● **TASK TO COMPLETE**: What you produce should be every line from the data that includes "facilisis".

________

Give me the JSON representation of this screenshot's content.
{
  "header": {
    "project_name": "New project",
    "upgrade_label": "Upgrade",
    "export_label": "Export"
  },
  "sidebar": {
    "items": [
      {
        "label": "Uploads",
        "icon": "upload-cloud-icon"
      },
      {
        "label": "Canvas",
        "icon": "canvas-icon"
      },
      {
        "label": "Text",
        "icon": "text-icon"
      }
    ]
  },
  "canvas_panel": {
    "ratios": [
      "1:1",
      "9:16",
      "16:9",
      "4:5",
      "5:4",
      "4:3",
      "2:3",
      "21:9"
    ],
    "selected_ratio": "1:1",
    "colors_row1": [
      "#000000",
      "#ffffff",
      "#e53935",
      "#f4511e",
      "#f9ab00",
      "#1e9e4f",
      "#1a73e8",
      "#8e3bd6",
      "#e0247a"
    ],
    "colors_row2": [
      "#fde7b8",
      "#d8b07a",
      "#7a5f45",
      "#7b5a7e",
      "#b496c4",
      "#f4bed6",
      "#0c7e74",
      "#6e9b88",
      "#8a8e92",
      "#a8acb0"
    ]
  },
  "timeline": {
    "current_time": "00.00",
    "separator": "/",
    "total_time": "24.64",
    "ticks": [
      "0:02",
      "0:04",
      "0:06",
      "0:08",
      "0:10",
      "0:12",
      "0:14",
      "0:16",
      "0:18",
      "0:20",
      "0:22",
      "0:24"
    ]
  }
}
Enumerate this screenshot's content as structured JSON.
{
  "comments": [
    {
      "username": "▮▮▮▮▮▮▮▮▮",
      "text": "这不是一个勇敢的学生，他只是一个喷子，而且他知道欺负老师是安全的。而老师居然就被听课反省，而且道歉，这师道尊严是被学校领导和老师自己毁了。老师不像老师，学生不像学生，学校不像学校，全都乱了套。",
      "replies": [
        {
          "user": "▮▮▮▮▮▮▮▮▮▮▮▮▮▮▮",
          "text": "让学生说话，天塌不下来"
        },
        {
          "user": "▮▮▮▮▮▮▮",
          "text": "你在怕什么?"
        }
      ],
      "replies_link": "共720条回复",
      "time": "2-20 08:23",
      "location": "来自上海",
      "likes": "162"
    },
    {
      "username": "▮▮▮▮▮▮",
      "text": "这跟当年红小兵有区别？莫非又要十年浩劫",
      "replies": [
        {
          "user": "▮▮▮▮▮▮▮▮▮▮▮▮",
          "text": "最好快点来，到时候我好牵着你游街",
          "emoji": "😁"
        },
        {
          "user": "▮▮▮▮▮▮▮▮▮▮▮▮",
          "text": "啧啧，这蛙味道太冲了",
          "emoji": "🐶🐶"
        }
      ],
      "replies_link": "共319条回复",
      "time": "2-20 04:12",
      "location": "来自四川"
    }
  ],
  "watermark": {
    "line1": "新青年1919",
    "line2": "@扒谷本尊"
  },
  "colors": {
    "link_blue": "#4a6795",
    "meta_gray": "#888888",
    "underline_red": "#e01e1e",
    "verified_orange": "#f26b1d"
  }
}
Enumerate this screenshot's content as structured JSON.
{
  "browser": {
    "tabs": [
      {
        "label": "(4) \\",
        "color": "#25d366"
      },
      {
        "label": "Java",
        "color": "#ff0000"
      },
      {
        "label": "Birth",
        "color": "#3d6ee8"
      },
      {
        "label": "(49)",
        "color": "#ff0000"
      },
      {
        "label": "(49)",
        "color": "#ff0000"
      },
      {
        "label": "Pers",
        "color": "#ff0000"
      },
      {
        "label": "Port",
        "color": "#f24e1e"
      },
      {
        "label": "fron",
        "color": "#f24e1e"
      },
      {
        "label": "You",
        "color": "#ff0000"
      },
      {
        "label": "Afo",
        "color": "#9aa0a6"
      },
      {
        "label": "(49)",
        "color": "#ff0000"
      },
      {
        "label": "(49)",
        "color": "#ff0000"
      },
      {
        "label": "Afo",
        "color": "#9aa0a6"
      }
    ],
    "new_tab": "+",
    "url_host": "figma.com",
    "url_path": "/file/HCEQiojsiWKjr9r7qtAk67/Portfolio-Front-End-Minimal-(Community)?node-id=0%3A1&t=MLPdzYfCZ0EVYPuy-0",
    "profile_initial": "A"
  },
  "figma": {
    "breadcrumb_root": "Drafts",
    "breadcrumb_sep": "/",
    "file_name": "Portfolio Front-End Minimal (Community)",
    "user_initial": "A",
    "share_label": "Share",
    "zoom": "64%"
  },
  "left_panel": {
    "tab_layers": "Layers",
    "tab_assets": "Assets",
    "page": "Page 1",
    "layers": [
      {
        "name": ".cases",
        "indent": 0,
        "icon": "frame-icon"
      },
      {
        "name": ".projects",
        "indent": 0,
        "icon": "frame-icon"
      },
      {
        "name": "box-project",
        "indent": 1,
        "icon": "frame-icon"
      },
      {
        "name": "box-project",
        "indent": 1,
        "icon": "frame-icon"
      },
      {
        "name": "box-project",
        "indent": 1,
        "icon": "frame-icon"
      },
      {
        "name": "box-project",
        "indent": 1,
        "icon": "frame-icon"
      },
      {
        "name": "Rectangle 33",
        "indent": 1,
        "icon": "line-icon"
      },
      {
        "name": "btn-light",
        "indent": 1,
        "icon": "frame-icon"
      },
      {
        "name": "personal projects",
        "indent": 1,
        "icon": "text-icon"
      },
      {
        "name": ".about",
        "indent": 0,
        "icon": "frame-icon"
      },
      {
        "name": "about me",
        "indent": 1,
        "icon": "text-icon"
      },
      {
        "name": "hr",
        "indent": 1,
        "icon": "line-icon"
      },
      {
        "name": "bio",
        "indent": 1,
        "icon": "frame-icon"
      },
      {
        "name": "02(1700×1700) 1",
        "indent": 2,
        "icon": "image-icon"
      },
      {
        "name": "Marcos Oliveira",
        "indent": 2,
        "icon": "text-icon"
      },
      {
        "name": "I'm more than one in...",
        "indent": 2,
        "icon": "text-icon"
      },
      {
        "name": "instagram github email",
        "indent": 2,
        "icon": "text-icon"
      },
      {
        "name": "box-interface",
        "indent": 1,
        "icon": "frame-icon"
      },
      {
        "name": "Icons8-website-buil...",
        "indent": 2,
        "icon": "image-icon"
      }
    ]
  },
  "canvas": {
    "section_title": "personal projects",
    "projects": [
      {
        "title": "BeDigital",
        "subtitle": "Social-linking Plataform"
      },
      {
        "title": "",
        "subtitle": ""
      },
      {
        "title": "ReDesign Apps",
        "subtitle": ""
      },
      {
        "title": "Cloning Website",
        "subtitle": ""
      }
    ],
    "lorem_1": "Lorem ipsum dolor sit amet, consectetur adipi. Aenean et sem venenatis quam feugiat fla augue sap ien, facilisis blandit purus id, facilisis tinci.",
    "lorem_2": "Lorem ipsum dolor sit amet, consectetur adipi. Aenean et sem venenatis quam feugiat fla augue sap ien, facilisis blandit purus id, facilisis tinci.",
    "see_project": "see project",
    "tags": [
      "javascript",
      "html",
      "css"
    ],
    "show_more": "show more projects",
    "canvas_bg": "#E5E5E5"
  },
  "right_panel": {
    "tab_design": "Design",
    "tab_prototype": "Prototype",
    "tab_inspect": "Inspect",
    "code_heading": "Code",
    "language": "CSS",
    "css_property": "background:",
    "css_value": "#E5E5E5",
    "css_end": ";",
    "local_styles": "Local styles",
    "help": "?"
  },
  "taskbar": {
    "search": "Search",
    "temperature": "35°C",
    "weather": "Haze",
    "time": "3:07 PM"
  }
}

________

● **THE COMPLETED TASK**:
    "lorem_1": "Lorem ipsum dolor sit amet, consectetur adipi. Aenean et sem venenatis quam feugiat fla augue sap ien, facilisis blandit purus id, facilisis tinci.",
    "lorem_2": "Lorem ipsum dolor sit amet, consectetur adipi. Aenean et sem venenatis quam feugiat fla augue sap ien, facilisis blandit purus id, facilisis tinci.",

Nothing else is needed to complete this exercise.